“OKRs” is the acronym of “Objectives and Key Results.” This is a collaborative goal-setting tool used by teams and individuals to set goals with measurable results. In his book “Succeeding with OKRs in Agile”, Allan Kelly explains why he considers that “OKRs have the potential to reawaken the early ambition and drive inherent in agile. This time managers can join in too, not as obstacles to change, or change drivers, but as partners focused on the same outcomes for a greater purpose.”
Articles and videos on creating and managing cross-functional Scrum teams: scrum master, product owner and development team.
What is Mindful Agile Leadership?

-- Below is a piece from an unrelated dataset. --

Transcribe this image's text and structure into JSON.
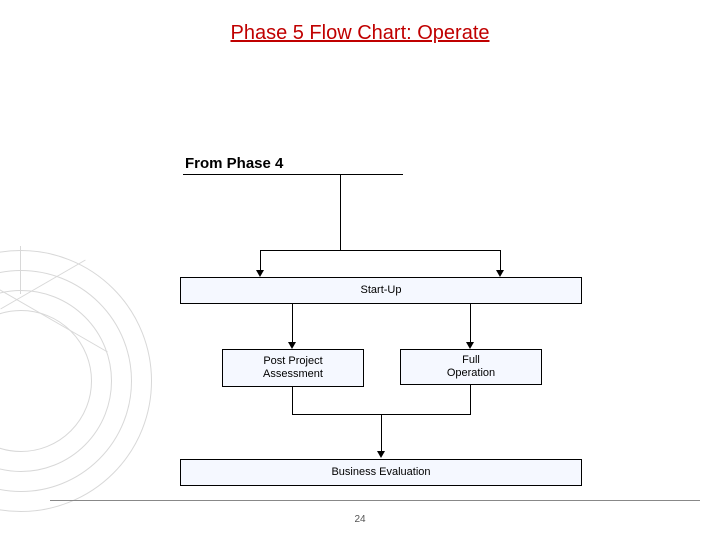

It is the perfect balance of 3 essential elements: The agile mindset : the heart of agile – our attitude and approach to work that is collaborative, adaptable, open to change, value focused with continuous learning and growth. Mindfulness : the quality of awareness – non-judgmental, objective, deliberate observation and openness to whatever unfolds in the present. Servant leadership : being of service to others – focused on the growth and development of others, empowering teams to be high performing.

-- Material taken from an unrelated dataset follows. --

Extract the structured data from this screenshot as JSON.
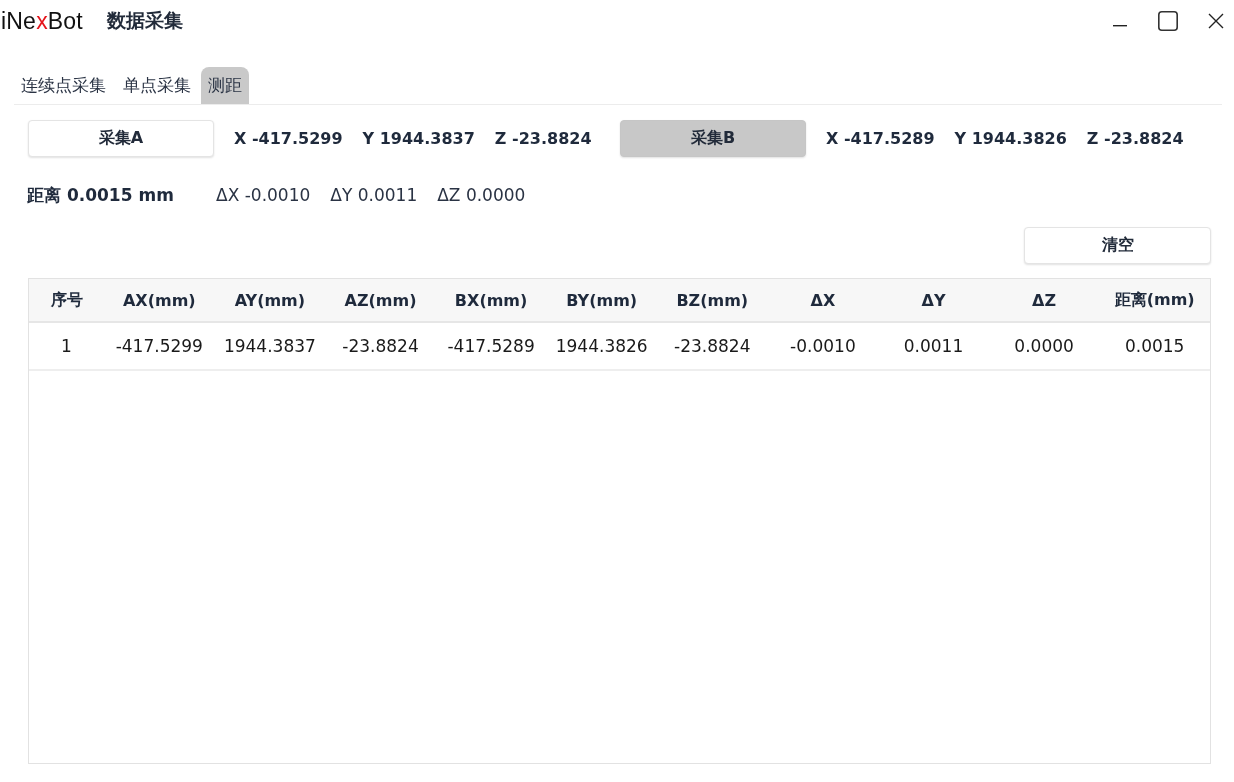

I recently posted a quote from a conference saying that “Removing hierarchy and cross-team dependencies made space for strong collaborative teams.” Interestingly, I got many comments and questions about it. So let’s talk about hierarchy and why we don’t need it in Agile space.
Learn the experience of large Agile Transformation during turbulent times created by Covid-19. This describes how Scrum Masters changed the way of serving the organization, how you need to modify the approach and strategy of Agile Transformation and how this change impacts Scrum Teams.
If today many people equal Agile with Scrum, the Agile approach is also deeply rooted in software engineering practices, like pair programming or refactoring, promoted by the eXtreme Programming (XP) movement. In this book, Emily Bache presents the Samman Technical Coaching approach. It is a method for helping software development teams to become more agile and raise the quality of their work.
Agile methods encourage creativity through collaboration, but those ideas, and our responses to others, are filtered through our own perceptions. Most worrisome are the kind of perceptions that we have unknowingly built up and curated over many years, until we are barely aware of them.
Curious about how to build and sustain a remote-first culture? In this presentation, Rachel Davis explains how her team at Tes adapted their engineering practices to support small teams working in close collaboration over distance. With more engineers working from home or travelling than sitting at a desk in the London office, this talk covers how she organizes cross-team initiatives to sustain this way of working.